Rochefort St. Louis, 25, a student, and a dozen others ran through the upscale suburb Petionville dancing and chanting, “We are free! Everything is OK now! We are not afraid!”
But by nightfall, bodies littered the streets. Police pistol-whipped and shot looters, killing at least one man and injuring others, witnesses said.
“I was walking downtown when the cop shot me in the leg,” said Reppert Selny, 18, grimacing.
“Relax, relax,” a doctor told him. “We’re trying to get you some medicine.”
Not far away, a white Toyota pickup roared around a corner, then suddenly sputtered and stopped. Out of gas.
“And we’re the only ones patrolling this entire section of town,” said an officer, one of six who piled out.
Meanwhile, thousands of convicts, gang members and hard-core criminals were laying waste to Port-au-Prince, snatching up whatever they wanted and stomping, gouging or killing whatever got in their way.
Gangs armed with shotguns and machetes set up dozens of barricades, using everything from furniture and mufflers to auto parts and old Texaco signs. They let some motorists pass. Others they shot.
Looters streamed down streets pushing, pulling or carrying TVs, refrigerators, toys, boxes of shower curtains and bags of wheat.
One man peddled stolen computers for 500 Haitian gourdes, or a little more than $11.
Bands of chimeres, the most violent of the ex-president’s supporters, raced around in trucks, looking for trouble. But even their foes were ready to fight.
‘The devil is gone’
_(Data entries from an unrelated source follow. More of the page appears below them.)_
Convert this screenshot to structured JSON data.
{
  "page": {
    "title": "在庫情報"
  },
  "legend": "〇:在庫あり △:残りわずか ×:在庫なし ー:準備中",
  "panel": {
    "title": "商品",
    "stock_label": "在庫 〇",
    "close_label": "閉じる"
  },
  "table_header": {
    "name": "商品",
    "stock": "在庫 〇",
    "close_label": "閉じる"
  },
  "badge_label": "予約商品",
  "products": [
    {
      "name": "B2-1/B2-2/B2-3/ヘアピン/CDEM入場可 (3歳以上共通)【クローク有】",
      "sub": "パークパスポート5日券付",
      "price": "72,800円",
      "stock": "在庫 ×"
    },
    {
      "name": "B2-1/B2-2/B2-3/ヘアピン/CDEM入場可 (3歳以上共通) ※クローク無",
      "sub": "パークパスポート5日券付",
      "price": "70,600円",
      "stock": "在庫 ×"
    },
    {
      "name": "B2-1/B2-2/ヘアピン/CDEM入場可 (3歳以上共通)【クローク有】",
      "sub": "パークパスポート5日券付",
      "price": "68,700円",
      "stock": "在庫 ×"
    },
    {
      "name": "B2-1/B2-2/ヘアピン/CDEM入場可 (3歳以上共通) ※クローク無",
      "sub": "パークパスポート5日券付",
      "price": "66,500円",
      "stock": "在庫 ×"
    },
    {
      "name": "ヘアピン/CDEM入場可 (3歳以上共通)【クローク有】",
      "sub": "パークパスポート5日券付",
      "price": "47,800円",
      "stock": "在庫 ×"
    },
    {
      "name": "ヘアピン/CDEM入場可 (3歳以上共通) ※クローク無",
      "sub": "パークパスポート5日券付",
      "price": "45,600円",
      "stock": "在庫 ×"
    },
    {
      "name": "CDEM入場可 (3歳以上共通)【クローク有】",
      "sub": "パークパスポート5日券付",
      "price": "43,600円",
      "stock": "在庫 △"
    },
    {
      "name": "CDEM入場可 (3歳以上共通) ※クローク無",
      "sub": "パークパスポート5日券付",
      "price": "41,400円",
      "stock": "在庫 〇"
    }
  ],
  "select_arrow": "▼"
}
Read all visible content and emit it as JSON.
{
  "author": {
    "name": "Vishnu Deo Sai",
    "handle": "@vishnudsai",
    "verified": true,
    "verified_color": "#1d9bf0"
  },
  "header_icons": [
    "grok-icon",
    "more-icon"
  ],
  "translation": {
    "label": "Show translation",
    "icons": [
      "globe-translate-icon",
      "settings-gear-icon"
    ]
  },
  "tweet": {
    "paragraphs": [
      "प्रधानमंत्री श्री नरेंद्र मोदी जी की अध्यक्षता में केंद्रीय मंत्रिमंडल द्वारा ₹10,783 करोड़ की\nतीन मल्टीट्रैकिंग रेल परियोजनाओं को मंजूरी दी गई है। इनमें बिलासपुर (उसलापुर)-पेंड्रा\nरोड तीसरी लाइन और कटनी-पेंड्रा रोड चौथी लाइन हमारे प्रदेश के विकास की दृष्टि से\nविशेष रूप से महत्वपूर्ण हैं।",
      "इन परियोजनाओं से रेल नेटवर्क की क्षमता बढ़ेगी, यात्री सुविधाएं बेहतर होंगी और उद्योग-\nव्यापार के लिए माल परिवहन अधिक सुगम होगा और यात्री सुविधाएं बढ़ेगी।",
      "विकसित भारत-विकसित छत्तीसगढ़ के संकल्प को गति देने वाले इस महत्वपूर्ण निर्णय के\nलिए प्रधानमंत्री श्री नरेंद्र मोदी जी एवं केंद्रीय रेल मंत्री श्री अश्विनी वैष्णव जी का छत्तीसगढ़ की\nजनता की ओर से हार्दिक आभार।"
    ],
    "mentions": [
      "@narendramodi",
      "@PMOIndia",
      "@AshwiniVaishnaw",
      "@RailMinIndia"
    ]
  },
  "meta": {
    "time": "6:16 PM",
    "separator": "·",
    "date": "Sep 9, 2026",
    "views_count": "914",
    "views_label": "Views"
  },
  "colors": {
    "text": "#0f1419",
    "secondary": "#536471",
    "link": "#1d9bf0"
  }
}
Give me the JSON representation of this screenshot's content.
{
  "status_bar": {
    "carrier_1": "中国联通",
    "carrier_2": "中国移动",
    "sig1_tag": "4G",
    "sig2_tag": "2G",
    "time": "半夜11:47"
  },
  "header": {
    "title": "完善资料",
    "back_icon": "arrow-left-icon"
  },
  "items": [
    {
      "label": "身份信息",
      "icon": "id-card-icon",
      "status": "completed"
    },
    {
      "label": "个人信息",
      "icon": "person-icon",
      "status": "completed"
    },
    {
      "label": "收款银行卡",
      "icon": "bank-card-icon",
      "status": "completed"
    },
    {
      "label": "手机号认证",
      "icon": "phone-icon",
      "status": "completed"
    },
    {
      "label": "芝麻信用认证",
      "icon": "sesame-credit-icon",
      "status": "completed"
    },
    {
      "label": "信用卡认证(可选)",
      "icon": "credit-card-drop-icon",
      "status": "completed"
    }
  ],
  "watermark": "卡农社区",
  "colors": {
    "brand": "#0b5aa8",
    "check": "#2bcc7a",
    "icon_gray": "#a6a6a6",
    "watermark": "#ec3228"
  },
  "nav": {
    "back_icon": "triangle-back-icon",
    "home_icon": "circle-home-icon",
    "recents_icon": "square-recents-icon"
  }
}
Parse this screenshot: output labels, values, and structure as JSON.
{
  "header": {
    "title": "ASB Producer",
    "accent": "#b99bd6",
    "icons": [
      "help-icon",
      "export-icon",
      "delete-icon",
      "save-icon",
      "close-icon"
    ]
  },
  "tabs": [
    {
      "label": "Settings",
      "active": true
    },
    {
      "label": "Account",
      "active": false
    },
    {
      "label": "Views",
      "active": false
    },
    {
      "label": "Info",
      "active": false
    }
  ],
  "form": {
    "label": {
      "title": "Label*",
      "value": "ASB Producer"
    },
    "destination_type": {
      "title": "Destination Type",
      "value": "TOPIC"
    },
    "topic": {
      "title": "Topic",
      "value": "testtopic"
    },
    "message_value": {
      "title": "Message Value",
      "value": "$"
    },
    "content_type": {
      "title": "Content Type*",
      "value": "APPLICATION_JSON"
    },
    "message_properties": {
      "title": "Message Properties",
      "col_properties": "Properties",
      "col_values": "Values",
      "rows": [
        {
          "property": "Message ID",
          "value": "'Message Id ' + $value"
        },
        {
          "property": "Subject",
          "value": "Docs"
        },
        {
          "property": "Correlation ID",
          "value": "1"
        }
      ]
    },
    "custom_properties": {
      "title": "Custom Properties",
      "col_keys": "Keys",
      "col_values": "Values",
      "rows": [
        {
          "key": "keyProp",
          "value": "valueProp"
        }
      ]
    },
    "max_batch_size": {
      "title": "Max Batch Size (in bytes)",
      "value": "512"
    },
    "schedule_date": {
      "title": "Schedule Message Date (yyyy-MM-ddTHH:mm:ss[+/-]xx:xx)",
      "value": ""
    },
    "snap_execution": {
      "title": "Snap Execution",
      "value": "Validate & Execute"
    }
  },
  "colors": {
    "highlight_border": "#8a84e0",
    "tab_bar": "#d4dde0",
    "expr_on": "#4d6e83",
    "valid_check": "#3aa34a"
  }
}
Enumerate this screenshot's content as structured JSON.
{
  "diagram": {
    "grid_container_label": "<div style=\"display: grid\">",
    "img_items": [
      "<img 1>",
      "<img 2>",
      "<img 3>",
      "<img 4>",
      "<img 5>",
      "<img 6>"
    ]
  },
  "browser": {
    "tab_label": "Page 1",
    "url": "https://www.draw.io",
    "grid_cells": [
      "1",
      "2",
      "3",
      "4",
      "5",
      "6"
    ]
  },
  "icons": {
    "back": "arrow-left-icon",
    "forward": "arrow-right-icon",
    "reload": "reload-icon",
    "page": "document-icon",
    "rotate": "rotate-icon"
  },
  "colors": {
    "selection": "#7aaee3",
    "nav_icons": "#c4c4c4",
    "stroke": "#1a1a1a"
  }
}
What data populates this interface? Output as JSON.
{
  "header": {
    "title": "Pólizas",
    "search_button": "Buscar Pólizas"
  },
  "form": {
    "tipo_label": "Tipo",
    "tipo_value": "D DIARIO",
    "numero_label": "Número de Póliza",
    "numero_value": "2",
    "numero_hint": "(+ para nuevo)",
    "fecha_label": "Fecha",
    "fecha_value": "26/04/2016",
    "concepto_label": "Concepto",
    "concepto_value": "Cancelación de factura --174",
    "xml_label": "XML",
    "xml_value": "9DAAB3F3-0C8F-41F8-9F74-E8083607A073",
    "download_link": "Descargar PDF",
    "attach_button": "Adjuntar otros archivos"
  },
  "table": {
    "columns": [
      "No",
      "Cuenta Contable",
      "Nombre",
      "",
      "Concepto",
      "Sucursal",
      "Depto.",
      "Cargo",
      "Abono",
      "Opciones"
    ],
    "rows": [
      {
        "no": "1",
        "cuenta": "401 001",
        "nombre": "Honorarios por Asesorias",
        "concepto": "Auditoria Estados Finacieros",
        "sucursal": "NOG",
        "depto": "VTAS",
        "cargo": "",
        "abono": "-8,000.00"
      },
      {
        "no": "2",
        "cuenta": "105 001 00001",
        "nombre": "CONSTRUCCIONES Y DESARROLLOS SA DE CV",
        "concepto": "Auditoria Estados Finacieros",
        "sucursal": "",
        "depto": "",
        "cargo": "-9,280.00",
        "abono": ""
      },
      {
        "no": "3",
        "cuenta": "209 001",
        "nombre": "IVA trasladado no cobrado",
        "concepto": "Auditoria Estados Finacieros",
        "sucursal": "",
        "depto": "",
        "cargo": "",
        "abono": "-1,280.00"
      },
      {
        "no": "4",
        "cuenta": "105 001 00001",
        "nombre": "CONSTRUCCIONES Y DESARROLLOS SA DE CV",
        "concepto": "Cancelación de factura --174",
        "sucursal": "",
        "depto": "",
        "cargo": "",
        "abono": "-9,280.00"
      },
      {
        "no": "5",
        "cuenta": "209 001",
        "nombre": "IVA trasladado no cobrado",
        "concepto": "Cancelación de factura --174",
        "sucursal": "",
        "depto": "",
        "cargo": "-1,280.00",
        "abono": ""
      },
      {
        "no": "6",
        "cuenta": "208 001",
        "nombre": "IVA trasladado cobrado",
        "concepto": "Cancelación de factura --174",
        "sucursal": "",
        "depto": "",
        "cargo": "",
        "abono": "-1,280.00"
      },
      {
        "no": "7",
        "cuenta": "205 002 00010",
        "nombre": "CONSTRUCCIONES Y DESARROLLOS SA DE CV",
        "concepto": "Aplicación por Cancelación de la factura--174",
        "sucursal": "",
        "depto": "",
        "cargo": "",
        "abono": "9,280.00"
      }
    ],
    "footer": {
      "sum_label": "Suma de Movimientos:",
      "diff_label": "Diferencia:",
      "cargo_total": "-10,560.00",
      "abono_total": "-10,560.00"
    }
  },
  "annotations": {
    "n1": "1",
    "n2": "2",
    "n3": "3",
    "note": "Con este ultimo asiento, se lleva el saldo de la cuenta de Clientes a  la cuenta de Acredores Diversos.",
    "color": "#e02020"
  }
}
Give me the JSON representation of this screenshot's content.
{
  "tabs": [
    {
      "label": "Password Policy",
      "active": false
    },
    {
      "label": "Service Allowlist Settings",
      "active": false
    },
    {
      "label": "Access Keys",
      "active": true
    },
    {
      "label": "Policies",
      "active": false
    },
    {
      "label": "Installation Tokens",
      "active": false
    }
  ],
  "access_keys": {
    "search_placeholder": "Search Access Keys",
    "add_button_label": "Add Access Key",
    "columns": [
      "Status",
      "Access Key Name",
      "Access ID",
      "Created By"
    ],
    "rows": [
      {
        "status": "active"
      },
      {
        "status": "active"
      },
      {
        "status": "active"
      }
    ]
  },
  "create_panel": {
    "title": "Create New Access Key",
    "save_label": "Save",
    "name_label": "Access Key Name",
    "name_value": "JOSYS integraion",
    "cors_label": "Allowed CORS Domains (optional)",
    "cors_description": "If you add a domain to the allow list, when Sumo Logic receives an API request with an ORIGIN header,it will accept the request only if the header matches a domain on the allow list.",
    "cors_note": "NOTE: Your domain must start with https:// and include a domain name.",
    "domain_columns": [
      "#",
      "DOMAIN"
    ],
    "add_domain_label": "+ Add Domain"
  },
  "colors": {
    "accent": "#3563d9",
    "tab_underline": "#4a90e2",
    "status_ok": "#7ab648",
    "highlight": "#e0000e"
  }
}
“We’re not afraid of anyone,” said Rene, a 27-year-old who refused to give his last name. “The devil is gone.”
Harold Predestino, 33, an accountant, said he doesn’t feel safe and hopes “the Marines take control of this country.”
Jane Seifert, 56, was eager to leave. She stood with others at the Port-au-Prince airport, trying to board one of the three Hercules aircraft that Canada was using to evacuate its citizens.
Ms. Seifert, a missionary, had no luggage or packages. She carried a single item: a shofer, a ram’s horn she bought in Jerusalem.
“During Old Testament days, these were used to mark change – and that’s what’s happening now,” she said. “It’s the only thing I brought into Haiti when I came here 14 years ago, and it’s the only thing I’m taking out.”
Later, at the airport, police in the same white Toyota tore off after ruffians who had shot at a red SUV.
They lost them and ventured onto another street and spotted a man who had expensive paintings stashed in his truck. “Did you steal these?” an officer asked, gun drawn.
“No, no. Someone gave them to me. I’m going to put them in a safe spot.”
The police were unconvinced but let him go anyway.
Elsewhere, even as shots rang out, many Haitians were optimistic.
“Aristide was really bad,” said hotel employee Nadine Dely, 31. “He started out as a little innocent priest, but it wasn’t true. He didn’t help Haiti. He had so many gangsters in the streets. Now maybe we’ll have peace.”